Toorak House, Swedish Church Melbourne
Architect: Samuel Jackson 1848
South | S02
Toorak House is one of the oldest surviving mansions in Victoria, and is currently home to the Swedish Church in Melbourne and a vibrant hub for all members of the community with a connection to the Nordic countries. It was built for the Melbourne merchant James Jackson between 1849 and 1850. It was designed by Samuel Jackson in the Italianate Victorian style and was adapted to suit colonial requirements. The property initially comprised 148 acres (approx. 60 hectares) of land, stretching all the way to the Yarra River. In 1853, with Superintendent and Lieutenant-Governor La Trobe's term of office about to expire, the search began for an appropriate official residence for the next Governor. As Jackson died in 1851, Toorak House was available and so was leased to the Victorian Government in 1854. The house was then used until 1874 by the first Governor, Captain Sir Charles Hotham KCB RN, followed by four of his successors. In 1867, during Governor Manners-Sutton's reign, the Duke of Edinburgh was a guest at Toorak House. While visiting, he planted an oak tree that still flourishes on the grounds today.
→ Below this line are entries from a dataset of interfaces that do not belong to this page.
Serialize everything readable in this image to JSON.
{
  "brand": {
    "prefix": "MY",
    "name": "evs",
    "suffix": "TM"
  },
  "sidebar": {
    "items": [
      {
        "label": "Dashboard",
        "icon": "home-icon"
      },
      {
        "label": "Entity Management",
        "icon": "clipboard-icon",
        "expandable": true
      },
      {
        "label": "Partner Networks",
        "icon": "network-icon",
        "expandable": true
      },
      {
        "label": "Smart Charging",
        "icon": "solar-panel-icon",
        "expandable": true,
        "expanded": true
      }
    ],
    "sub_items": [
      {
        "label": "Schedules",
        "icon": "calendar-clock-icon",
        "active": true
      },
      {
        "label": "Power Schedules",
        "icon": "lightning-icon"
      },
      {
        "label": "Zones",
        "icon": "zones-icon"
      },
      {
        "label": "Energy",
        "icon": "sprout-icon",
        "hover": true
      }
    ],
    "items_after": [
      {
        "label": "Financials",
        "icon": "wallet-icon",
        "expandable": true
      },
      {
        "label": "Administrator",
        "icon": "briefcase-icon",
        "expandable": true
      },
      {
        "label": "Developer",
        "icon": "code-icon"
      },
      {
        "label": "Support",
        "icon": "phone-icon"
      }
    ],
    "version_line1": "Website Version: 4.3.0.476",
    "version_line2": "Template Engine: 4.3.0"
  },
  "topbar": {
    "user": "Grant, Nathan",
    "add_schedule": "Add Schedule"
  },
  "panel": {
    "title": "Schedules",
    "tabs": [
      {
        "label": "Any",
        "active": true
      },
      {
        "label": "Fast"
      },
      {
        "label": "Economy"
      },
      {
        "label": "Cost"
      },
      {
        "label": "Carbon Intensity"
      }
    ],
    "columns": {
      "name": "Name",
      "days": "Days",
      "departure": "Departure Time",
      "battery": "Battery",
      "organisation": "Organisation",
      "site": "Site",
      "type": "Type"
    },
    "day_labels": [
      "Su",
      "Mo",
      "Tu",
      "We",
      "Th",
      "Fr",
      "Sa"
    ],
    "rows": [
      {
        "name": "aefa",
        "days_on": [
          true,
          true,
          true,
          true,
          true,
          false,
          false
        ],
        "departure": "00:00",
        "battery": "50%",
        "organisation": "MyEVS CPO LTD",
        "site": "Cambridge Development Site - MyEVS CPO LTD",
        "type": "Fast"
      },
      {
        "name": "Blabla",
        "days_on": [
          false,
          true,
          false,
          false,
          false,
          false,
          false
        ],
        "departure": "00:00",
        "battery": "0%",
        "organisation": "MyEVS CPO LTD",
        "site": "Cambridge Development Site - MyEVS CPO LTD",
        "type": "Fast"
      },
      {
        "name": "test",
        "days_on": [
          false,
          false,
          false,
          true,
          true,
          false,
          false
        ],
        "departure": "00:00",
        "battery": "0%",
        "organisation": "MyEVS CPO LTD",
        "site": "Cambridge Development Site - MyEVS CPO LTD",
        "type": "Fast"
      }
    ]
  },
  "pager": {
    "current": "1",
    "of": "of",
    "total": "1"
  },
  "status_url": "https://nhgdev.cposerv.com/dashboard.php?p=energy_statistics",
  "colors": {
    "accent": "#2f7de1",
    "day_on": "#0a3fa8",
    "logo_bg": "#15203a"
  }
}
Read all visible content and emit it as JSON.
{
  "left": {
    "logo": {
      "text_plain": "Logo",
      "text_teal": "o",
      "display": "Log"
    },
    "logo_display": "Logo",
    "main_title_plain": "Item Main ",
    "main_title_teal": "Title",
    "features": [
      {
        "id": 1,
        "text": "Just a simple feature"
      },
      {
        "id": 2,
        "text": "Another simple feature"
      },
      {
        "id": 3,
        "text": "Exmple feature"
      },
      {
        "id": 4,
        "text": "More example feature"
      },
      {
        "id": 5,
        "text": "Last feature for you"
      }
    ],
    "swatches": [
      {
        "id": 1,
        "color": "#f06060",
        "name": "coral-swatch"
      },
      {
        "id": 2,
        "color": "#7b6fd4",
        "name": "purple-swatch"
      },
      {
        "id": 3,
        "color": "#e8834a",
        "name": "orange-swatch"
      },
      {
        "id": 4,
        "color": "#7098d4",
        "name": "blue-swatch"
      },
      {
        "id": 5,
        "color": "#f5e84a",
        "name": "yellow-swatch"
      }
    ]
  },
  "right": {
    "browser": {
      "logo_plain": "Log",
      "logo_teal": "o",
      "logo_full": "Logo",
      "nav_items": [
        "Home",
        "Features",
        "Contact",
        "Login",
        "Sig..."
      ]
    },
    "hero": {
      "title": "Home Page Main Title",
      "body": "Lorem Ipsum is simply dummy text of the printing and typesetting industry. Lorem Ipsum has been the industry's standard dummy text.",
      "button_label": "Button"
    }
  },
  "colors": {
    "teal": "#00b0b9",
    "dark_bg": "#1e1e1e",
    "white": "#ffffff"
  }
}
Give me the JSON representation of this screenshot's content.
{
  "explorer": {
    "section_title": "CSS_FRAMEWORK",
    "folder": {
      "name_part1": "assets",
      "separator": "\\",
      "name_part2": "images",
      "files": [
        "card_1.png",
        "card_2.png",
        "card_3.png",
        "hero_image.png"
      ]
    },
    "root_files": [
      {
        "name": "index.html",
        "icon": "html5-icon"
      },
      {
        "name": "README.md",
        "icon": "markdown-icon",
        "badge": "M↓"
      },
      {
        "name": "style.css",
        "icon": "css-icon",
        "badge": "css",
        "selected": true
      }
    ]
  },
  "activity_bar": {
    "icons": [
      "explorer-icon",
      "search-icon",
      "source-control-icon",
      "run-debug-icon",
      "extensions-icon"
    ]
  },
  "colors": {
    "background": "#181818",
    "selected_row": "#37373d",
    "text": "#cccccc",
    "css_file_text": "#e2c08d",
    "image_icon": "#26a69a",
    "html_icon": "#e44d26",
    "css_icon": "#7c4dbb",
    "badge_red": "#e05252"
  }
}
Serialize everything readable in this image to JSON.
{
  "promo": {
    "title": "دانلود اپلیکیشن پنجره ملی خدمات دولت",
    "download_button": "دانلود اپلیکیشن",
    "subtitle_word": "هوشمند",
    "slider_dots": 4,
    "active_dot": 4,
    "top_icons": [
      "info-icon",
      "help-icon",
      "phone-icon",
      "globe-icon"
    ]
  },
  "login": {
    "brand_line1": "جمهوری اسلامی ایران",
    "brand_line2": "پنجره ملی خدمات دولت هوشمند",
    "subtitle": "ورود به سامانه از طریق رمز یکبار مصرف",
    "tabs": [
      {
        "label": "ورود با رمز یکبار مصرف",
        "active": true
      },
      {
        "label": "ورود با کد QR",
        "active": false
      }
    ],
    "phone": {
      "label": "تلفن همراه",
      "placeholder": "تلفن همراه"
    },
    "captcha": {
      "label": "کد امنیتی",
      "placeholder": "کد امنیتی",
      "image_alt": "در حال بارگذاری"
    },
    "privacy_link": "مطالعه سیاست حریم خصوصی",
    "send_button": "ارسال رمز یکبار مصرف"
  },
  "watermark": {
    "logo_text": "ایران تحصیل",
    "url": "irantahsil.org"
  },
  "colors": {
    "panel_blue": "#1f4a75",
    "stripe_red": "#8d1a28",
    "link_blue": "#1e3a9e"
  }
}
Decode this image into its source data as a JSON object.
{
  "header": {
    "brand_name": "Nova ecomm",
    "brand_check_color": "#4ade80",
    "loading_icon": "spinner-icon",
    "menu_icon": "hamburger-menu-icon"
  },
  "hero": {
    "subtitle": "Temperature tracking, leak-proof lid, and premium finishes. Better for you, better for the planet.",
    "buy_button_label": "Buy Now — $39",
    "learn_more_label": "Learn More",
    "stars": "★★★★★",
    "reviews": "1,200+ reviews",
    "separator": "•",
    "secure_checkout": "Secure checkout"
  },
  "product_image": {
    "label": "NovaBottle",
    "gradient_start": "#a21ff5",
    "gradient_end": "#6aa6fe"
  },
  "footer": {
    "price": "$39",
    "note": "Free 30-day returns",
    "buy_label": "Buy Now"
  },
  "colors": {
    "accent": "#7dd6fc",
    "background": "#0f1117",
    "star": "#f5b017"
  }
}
Guided tours of the property including (weather permitting) the chance to climb the stairs to the top of the tower with commanding views of Melbourne. There is a cafe which will be serving warm soup, coffee, tea and Swedish cakes and buns. There is also a small market of Scandinavian inspired products in the veranda.
Need to Know
Open: Saturday 27 & Sunday 28 July 10am–4pm
Tour Type: Open Entry, Guided
Tour Details: Tours depart every 20 minutes, running 15 minutes in groups of 8
Access: Fully accessible, all ages
Notes: Toilets available, refreshments available
Kids Activity: A playground for children and extensive grounds.
Building Type: Place of Worship
Architecture Era: Victorian (1851-1901)
Transport: Tram stop 38: Woorigoleen Rd/Toorak Rd on route 58
Photo Credit: Gunnar Wenehult
21 St Georges Road, Toorak VIC 3142, Toorak VIC